What Your Eyes Reveal About Your Heart Health
Shortness of breath and chest pain aren't the only signs of heart disease. Your ophthalmologist may notice subtle changes in your eyes during the earliest phases of the disease. When you schedule annual eye exams, you'll protect your eyes and your heart.
Signs of Heart Disease in the Eyes
During your exam, your eye doctor will look for these signs of heart trouble:
- Yellow Deposits (Drusen). Drusen are fatty, yellow deposits that form under the macula, the central portion of your retina. The retina is the layer of cells at the back of the eye that turns light rays into electrical impulses. Drusen are often seen in people who have age-related macular degeneration (AMD), a condition that causes central vision loss. Researchers at the New York Eye and Ear Infirmary recently discovered that patients with subretinal drusenoid deposits may be more likely to have heart disease or narrowing of the arteries in the sides of the neck. This type of drusen, which can only be detected with high-tech retinal imaging, could increase your risk of both heart disease and stroke. Researchers believe that the drusen could form due to poor blood circulation in the eyes caused by heart or blood vessel disease.
- Ring Around the Cornea. Called arcus senilis, rings around the cornea are most often seen in older people, although they can appear at any age. These rings form around the edges of the clear cornea, the rounded tissue over the pupil and iris. Arcus senilis may be white, blue, or gray. The rings aren't usually a cause for concern if you're middle age or older, according to the American Academy of Ophthalmology. However, you may have high cholesterol if you develop arcus senilis at an earlier age. High cholesterol triggers the formation of plaque, a waxy, fatty substance that clogs blood vessels and increases your risk of stroke, heart disease, and reduced blood flow to the arms and legs.

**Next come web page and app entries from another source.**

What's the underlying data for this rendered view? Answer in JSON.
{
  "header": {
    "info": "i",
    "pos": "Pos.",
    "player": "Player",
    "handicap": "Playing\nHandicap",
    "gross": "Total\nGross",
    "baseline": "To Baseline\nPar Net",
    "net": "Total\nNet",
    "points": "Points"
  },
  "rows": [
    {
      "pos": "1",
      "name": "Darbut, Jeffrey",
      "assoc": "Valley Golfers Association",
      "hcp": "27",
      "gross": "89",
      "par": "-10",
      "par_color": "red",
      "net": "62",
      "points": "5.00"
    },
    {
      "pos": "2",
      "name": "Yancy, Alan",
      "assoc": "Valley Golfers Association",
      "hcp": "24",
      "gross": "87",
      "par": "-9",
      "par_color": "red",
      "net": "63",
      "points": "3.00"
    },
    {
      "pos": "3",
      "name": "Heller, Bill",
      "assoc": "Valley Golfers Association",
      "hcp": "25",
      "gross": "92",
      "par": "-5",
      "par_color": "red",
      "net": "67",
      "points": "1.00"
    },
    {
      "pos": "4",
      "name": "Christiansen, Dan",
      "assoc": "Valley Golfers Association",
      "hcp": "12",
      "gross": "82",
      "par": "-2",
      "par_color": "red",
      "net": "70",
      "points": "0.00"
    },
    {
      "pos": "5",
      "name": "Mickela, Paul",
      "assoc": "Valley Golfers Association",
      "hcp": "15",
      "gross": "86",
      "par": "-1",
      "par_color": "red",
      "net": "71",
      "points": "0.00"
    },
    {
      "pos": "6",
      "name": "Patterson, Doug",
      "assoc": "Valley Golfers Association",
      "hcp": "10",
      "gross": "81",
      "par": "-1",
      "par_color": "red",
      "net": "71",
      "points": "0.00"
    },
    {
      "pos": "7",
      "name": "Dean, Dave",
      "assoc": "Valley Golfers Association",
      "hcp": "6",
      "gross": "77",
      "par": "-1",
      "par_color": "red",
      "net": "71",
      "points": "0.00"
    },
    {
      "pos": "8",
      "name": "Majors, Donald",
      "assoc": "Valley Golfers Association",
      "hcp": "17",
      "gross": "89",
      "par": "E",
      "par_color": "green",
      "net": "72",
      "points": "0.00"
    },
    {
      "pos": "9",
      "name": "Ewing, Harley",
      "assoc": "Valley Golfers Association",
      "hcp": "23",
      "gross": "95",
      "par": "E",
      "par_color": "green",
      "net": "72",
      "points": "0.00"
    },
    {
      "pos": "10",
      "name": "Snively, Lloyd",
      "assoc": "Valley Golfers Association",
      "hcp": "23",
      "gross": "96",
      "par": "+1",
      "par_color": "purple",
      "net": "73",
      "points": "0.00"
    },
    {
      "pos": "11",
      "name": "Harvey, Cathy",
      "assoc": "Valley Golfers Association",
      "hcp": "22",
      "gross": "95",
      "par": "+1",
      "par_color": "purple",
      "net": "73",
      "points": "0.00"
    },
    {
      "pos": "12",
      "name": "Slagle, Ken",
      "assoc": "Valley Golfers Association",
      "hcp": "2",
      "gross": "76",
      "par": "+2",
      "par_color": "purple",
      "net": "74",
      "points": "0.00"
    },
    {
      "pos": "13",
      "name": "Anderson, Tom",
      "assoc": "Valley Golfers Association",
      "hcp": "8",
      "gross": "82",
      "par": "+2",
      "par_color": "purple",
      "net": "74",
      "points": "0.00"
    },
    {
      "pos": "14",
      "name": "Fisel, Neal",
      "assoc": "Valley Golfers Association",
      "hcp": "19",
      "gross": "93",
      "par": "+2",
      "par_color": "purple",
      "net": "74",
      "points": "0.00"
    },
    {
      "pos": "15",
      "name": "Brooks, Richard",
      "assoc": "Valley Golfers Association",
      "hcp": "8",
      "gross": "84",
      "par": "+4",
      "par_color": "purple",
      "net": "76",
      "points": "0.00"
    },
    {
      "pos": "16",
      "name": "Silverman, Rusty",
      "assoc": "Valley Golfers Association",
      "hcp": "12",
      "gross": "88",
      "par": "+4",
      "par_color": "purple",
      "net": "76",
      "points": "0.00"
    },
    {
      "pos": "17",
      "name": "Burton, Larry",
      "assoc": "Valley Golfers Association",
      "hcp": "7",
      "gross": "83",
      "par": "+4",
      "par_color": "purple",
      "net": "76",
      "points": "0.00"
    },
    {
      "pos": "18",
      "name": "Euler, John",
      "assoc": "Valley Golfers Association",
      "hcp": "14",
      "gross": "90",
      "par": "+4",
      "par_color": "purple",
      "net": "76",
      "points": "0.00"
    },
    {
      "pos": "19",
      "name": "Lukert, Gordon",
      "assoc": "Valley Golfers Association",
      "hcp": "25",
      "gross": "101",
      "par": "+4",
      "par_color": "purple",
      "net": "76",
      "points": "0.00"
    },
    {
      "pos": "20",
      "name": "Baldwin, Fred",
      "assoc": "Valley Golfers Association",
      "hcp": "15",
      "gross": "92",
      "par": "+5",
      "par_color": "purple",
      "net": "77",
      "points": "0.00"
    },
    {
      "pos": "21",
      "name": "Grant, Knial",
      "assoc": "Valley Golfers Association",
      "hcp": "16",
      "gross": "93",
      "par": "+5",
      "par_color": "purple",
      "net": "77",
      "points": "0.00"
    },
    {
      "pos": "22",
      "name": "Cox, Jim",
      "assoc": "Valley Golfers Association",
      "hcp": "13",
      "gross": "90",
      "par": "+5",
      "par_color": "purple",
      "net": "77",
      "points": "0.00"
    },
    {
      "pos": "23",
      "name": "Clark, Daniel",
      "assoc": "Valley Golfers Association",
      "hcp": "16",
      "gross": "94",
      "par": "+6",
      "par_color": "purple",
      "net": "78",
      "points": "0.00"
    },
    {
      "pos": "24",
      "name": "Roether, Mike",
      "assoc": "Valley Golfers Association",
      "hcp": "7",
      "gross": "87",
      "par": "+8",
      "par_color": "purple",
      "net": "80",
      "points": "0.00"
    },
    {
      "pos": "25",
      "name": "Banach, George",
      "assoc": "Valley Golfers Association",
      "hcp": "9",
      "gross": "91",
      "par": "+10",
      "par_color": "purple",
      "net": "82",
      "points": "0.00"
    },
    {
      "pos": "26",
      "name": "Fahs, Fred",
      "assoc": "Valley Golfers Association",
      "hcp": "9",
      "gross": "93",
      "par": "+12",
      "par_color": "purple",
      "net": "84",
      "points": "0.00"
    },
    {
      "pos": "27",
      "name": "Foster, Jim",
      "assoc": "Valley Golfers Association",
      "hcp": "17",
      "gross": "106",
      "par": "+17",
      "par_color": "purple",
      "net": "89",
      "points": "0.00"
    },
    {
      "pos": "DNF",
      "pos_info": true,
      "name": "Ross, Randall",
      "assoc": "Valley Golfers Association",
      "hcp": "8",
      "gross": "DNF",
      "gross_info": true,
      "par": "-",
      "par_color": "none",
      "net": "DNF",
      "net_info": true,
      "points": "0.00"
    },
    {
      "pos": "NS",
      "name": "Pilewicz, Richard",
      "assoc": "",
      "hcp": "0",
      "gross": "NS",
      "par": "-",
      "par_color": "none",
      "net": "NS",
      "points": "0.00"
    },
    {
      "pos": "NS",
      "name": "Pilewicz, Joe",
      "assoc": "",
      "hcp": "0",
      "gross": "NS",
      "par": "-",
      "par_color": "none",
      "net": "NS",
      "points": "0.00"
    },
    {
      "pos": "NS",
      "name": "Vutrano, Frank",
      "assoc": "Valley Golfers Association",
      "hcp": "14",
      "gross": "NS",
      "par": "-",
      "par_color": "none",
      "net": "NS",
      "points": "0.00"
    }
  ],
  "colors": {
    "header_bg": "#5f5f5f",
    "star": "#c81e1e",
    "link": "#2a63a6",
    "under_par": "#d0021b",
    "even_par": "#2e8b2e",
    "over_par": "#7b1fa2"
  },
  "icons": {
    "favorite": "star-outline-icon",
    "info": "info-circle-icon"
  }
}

- Marks on the Retina. Tiny marks on your retina could be a sign that you've suffered an eye stroke, a condition that occurs when cells in the eye die due to a lack of oxygen and blood. The condition can happen if a blood vessel that serves the eye becomes blocked. People who have heart disease usually have many more of these marks, known as retinal ischemic perivascular lesions, than healthy people. Your ophthalmologist can see the marks while performing a test called optical coherence tomography (OCT) during a comprehensive eye exam. OCT makes it possible to every layer of the retina and spot abnormalities.
- Cholesterol Deposits. High cholesterol can also affect your eyelids. Yellow bumps called xanthelasma may appear on your eyelids if your "bad" cholesterol level is too high. Although xanthelasma don't interfere with your vision, some people find them unsightly. Lowering your cholesterol level will stop new bumps from appearing, but won't change the way existing bumps look. Your ophthalmologist can remove xanthelasma if you're unhappy with your appearance.
- Changing Colors in the Retina. Red or white spots in the retina could mean that you have a blocked retinal artery. Blockages prevent oxygen carried by your blood from reaching the cells in the retina. If the blockage affects the main artery, you might experience a sudden loss of vision. Blockages in the branch arteries may not cause any changes in your vision or might only cause slight blurriness. If the blockage clears and the blood flows normally again, the vision change may only be temporary. Hardening of the arteries, carotid artery disease, heart tumors, heart valve problems, and heart rhythm issues are among the causes of blocked arteries, according to the American Society of Retina Specialists.
If your ophthalmologist notices any of these signs, you will be referred to your doctor or a cardiologist. Treating your heart issues, even if you don't have any symptoms, will help you lower your risk of heart attack, stroke, and vision loss.
Has it been a while since you've had a comprehensive eye exam? Call our office to schedule your appointment.